Diego del Alamo, Vanderbilt University, Nashville, USA, on September 22nd, 4 p.m. CEST (16:00 Uhr Leipzig).

“Making the most of sparse data: Modeling the glutamate-GABA antiporter using double electron-electron resonance spectroscopy data”

The glutamate-GABA antiporter GadC is a 52 kDa membrane transporter protein that contributes to acid resistance in pathogenic bacteria such as Listeria monocytogenes and Shigella flexneri. Because the only published structure was determined crystallographically under conditions where it is inactive, the low-pH active conformation remains unknown. The study of this protein is challenged by the fact that its size precludes either traditional solution-state NMR or cryo-EM. I therefore used double electron-electron resonance (DEER) spectroscopy to monitor the protein at both high and low pH. These distance distributions, measured in lipid nanodiscs, suggest that GadC does not sample the conformation that was crystallographically resolved. Although I wanted to generate a structural model of GadC at both high and low pH, the sparseness of the data (approximately one restraint per twenty residues) presented a challenge that could only be addressed with novel sampling and scoring methods. In this presentation I will discuss these methods and how they could allow researchers to more effectively leverage sparse distance data collected using DEER to model conformational changes in integral membrane proteins. The sampling strategy I developed combines six-dimensional rigid-body transformations of secondary structural elements with fragment insertion, while the improvements in scoring focused on developing more realistic and statistically sound scoring functions. Both methods have the potential to widen the range and improve the accuracy of conformational changes that can be modeled using DEER spectroscopy.

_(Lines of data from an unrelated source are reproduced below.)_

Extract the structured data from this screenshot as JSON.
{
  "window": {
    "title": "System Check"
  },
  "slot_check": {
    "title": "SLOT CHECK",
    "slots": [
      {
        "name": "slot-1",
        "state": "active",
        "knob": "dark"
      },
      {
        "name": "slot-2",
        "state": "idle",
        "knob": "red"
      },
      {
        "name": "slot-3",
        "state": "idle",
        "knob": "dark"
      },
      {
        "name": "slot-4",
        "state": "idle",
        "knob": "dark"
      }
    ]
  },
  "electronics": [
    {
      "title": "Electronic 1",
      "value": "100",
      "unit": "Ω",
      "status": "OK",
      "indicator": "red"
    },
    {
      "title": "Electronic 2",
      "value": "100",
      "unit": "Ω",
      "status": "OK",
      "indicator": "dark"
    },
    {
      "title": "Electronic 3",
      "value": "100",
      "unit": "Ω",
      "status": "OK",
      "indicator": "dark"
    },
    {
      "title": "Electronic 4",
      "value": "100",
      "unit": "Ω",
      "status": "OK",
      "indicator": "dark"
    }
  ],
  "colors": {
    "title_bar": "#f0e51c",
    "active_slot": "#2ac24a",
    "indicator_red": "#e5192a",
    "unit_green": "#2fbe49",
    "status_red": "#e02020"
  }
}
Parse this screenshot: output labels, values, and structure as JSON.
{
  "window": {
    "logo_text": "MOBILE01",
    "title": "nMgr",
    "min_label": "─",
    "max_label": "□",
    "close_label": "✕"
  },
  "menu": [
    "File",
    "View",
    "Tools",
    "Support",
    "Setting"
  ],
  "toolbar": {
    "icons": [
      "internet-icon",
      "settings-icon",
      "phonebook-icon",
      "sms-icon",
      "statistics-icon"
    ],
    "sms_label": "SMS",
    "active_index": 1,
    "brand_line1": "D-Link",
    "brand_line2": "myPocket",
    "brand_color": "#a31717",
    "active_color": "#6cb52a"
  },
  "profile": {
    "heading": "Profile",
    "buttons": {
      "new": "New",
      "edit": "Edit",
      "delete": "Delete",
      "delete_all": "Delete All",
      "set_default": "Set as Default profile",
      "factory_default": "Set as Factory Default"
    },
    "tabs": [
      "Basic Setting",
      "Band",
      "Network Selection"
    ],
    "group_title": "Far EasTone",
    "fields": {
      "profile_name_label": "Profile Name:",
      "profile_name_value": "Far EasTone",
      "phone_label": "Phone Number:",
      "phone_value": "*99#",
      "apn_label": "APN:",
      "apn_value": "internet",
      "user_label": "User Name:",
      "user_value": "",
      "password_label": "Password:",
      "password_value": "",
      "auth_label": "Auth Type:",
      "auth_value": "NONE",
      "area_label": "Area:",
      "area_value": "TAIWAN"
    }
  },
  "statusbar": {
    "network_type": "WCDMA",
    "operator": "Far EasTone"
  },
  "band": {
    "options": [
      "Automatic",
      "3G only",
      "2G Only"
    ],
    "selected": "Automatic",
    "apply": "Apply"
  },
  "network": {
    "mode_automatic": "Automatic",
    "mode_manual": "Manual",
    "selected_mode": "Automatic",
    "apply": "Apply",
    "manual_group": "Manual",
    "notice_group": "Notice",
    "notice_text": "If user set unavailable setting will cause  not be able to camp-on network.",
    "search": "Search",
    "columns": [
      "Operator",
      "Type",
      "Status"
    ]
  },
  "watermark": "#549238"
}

public, for interested parties

via Zoom

Meeting-ID: 707 142 249 // Kenncode: 439414